> EXERCISE PROMPT: Which lines below contain "Everyone"? Pull them out.

Data records for software interfaces
┏━━

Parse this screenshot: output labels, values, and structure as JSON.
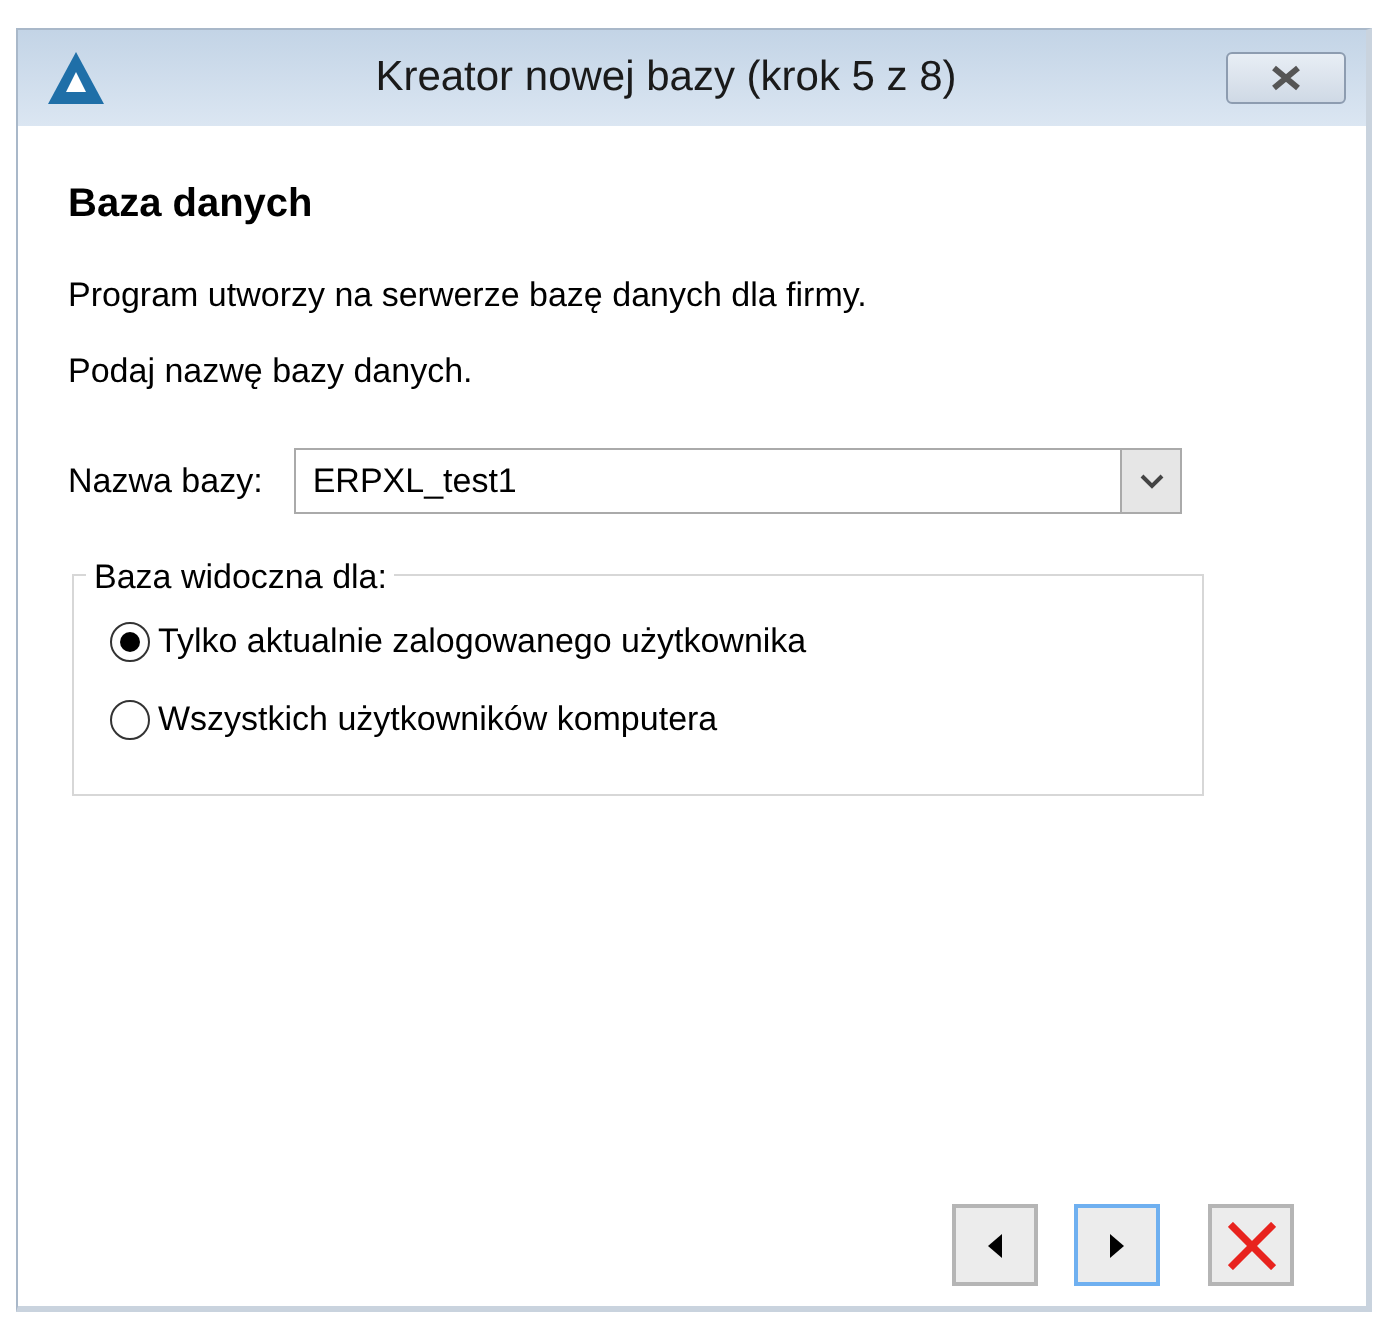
{
  "window": {
    "title": "Kreator nowej bazy (krok 5 z 8)"
  },
  "heading": "Baza danych",
  "paragraphs": [
    "Program utworzy na serwerze bazę danych dla firmy.",
    "Podaj nazwę bazy danych."
  ],
  "database_name": {
    "label": "Nazwa bazy:",
    "value": "ERPXL_test1"
  },
  "visibility": {
    "legend": "Baza widoczna dla:",
    "options": [
      {
        "label": "Tylko aktualnie zalogowanego użytkownika",
        "selected": true
      },
      {
        "label": "Wszystkich użytkowników komputera",
        "selected": false
      }
    ]
  },
  "buttons": [
    {
      "kind": "back",
      "focused": false
    },
    {
      "kind": "next",
      "focused": true
    },
    {
      "kind": "cancel",
      "focused": false
    }
  ]
}
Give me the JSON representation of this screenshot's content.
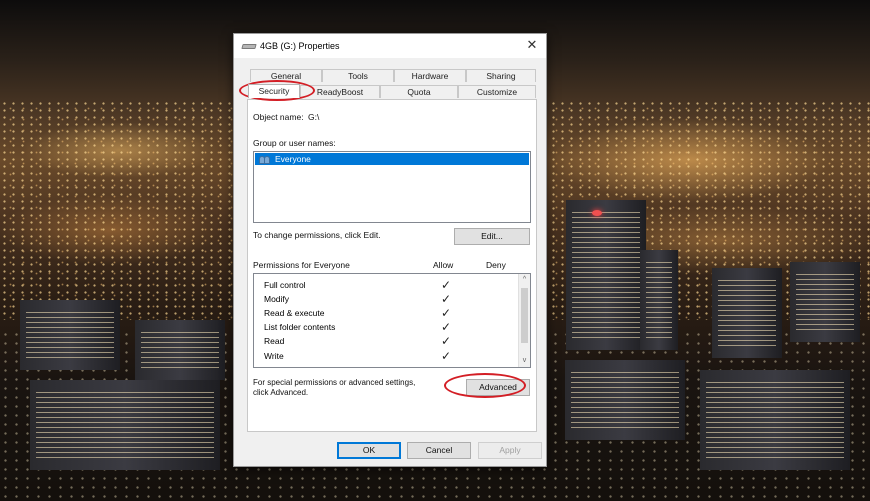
{
  "dialog": {
    "title": "4GB (G:) Properties",
    "close_glyph": "✕",
    "tabs_row1": [
      "General",
      "Tools",
      "Hardware",
      "Sharing"
    ],
    "tabs_row2": [
      "Security",
      "ReadyBoost",
      "Quota",
      "Customize"
    ],
    "active_tab": "Security"
  },
  "security": {
    "object_name_label": "Object name:",
    "object_name_value": "G:\\",
    "group_label": "Group or user names:",
    "groups": [
      "Everyone"
    ],
    "selected_group": "Everyone",
    "change_hint": "To change permissions, click Edit.",
    "edit_button": "Edit...",
    "permissions_header": "Permissions for Everyone",
    "allow_header": "Allow",
    "deny_header": "Deny",
    "permissions": [
      {
        "name": "Full control",
        "allow": "✓",
        "deny": ""
      },
      {
        "name": "Modify",
        "allow": "✓",
        "deny": ""
      },
      {
        "name": "Read & execute",
        "allow": "✓",
        "deny": ""
      },
      {
        "name": "List folder contents",
        "allow": "✓",
        "deny": ""
      },
      {
        "name": "Read",
        "allow": "✓",
        "deny": ""
      },
      {
        "name": "Write",
        "allow": "✓",
        "deny": ""
      }
    ],
    "scroll_up_glyph": "^",
    "scroll_down_glyph": "v",
    "advanced_hint_line1": "For special permissions or advanced settings,",
    "advanced_hint_line2": "click Advanced.",
    "advanced_button": "Advanced"
  },
  "footer": {
    "ok": "OK",
    "cancel": "Cancel",
    "apply": "Apply"
  },
  "colors": {
    "selection": "#0078d7",
    "annotation": "#d31e25"
  },
  "icons": {
    "title": "drive-icon",
    "close": "close-icon",
    "group": "users-icon",
    "check": "checkmark-icon"
  }
}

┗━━

> TASK SOLUTION:
      "Everyone"
    "selected_group": "Everyone",
    "permissions_header": "Permissions for Everyone",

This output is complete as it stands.